Nancy Hoffman of GuatemalanReservations.com, a travel agency specializing in family travel and personalized trips to Guatemala, shared these wonderful photographs with us of the 2012 procession on Palm Sunday in Antigua, Guatemala. All photos are taken by Nancy Hoffman, and have been used with her permission. Enjoy these beautiful images of Antigua, Guatemala!
Holy Week, known in Spanish as “Semana Santa,” is the week preceding Easter. Christians around the world honor Jesus and retell the story of his death on the cross and resurrection from the dead. Good Friday (in 2012 that falls on April 6th) they believe that Jesus died, and on Easter Sunday (April 8, 2012) they believe he ascended into Heaven. Around 55% of Guatemalans are Catholic, while another 40% are Protestant. This majority maintains traditions from Spain, while incorporating indigenous Mayan beliefs. Holy Week processions in Spain began in the 1500’s as a way to educate people about the resurrection of Jesus. Participation in the events offered people a chance at repentance. In Guatemala, the Mayan tradition of creating elaborate “carpets” (alfombras) of feathers and flowers for kings to walk upon, meshed with these religious processions to create a colorful tradition that has been part of Guatemalan culture ever since.

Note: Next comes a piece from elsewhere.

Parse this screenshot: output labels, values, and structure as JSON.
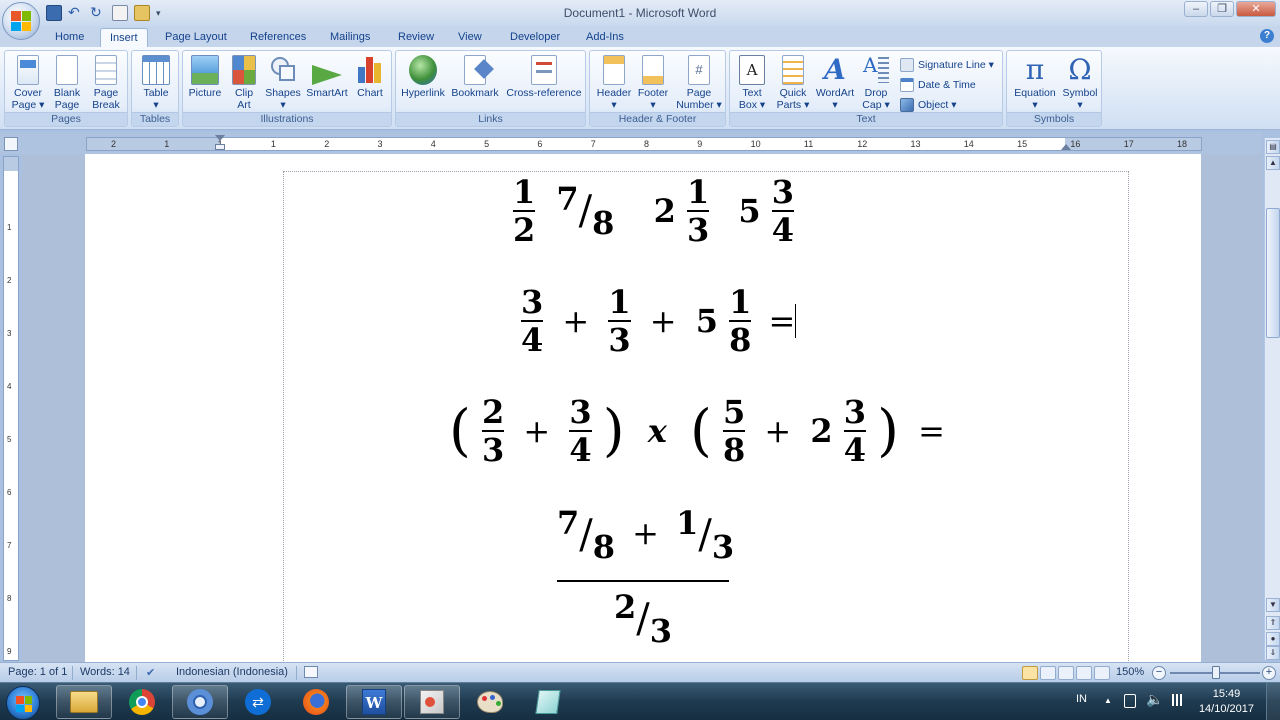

In general, the street space in front of your house is “your” space to create an alfombra. At times, neighbors will join together and collaborate on a longer alfombra, or join forces with artists to develop exquisitely detailed alfombras.Many times, people will work all night under bright lights that help illuminate their art. Layers and layers of plant material are used to create the alfombras: flowers, petals, leaves, berries, pine needles, corn husks, and grasses can be seen here:Kids are invited participate with their families in this time-consuming art:
Some of the alfombras extend city blocks. Traffic is blocked, and the crowds of on-lookers are respectful of the delicate designs. Notice the vibrant colors: this aserrín, sawdust, is dyed brilliant colors, sold in markets in the preceding weeks, and is commonly used in the designs. Flower petals are also popular.
Stencils are sometimes used to refine the colored sawdust.
Once the alfombras are beautifully set up and laid out, the processions begin. Large figures and statues of Jesus and Mary are carried through the city in a solemn procession as the audience reflects on the deep meaning.
Women dressed in black (dolorosas) represent mourners, grieving the death of Jesus. The floats can weigh up to 7,000 pounds each, and require 40-140 people to carry them.
Originally, people who wanted to do penance for their sins would walk in the procession and be publicly humiliated. Now people can choose to represent these penitentes by joining in formation.
After all of the hours of hard work, the incredible alfombras are smeared by the procession. People gather what fruit and vegetables remain (especially right as the floats pass them while the food is still mostly intact), and the streets are quickly cleaned up by street crews. Although the designs do not last, the pride and honor continues and families begin to plan for next year’s designs.
Here are some final photos of the clean-up:
Thank you so much Nancy Hoffman for sharing this experience with us! It is almost as good as being there:). Hopefully one day I can travel with you to Antigua to see these amazing alfombras in person.